Family is vital during the cancer journey, but family is not just made of legal and blood relatives, but the friends we make along the way as well.
Jane has earned three advanced degrees and had several fulfilling careers as a librarian, rehabilitation counselor and college teacher. Presently she does freelance writing. Her articles include the subjects of hearing loss and deafness, service dogs and struggling with cancer. She has been a cancer survivor since 2010.
She has myelodysplastic syndrome, which is rare, and would love to communicate with others who have MDS.
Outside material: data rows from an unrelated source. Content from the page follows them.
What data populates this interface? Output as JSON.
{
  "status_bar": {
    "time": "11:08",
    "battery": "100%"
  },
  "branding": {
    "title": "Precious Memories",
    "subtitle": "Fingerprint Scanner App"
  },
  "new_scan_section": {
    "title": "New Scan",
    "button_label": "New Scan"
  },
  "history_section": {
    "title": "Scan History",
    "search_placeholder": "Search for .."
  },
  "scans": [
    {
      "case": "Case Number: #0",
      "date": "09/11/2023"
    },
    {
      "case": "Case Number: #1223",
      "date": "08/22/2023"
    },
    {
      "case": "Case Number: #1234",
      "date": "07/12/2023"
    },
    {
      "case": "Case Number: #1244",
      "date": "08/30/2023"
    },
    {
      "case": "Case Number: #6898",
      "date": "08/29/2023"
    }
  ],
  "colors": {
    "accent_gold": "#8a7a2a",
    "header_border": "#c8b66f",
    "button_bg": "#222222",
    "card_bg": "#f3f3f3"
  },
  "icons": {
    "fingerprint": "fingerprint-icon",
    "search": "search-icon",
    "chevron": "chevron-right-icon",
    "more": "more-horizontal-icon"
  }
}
I have always treasured my friendships. Some of this may be because the majority of my family lives out of state and I am single. I have treasured friends who make sure I am not alone on holidays, and am fortunate to be considered adopted “family” by parents and children. We have heard the adage, “You can choose your friends, but not your family.” However, my parents when they were alive learned to know my friends well. My siblings have also met my friends when they come to visit, and became close to them also. I love knowing their siblings and parents too. It is friends I turn to when I wish to celebrate, to laugh, to cry and to be totally myself. I also pride myself on having a wide spectrum of people from conservative to liberal to in between. Political beliefs do not define friendships and we cannot allow that.
The philosopher, Epicurus, lived from 341-270 BC! And he believed “Of all the means to ensure happiness throughout the whole life, by far the most important is the acquisitions of friends.” I try to visualize what life was like in BC, and what would make men write about friendships. Perhaps being forced to meet people face to face influenced this. Or, just maybe to survive in a wild world with beasts that could hurt or kill them made men depend on each other. I do have a vivid imagination!
I think most of us would agree that when first diagnosed with cancer, one learns to truly appreciate friends. It is friends who accompany me to the doctor, come and walk my service dog, bring me food and hold my hand with tears rolling down my face because I feel lousy. These are the people I can reach out and admit I am depressed, and they are there. I have a church community who constantly prays, sends me cards and gives me unconditional support.
I have met wonderful people through social media, my website and the blogs I have written. They offer me a different type of support. I do not know one person locally who has my rare type of cancer, but I love correspondence with people all over the country. We write to each other, e-mail, communicate on Facebook and support each other. This is not the same as face to face friendships, but I call these social souls my support system! As a member of the Patient Advisory Council at the Cancer Center where I receive my treatments, I find a tremendous amount of love and support from the other people who belong.
For many of us, it is difficult to reach out, and I had trouble for a long time. The wise former President Barack Obama said, “We will extend a hand if you are willing to unclench your fist.”
Cancer supporters need support, love, family and friendships. Not fake ones, but the real ones who are there for us. I have had these people for ten years. My doctor is one of my best friends of all — not socially because of professional ethics, but emotionally. We agree the reason I am living longer than the odds projected for my type of cancer is my support system and friends. So, people, cherish your friends, reach out and tell them you love them. John Hays says it all.”Friends are the sunshine of life.” Bask in your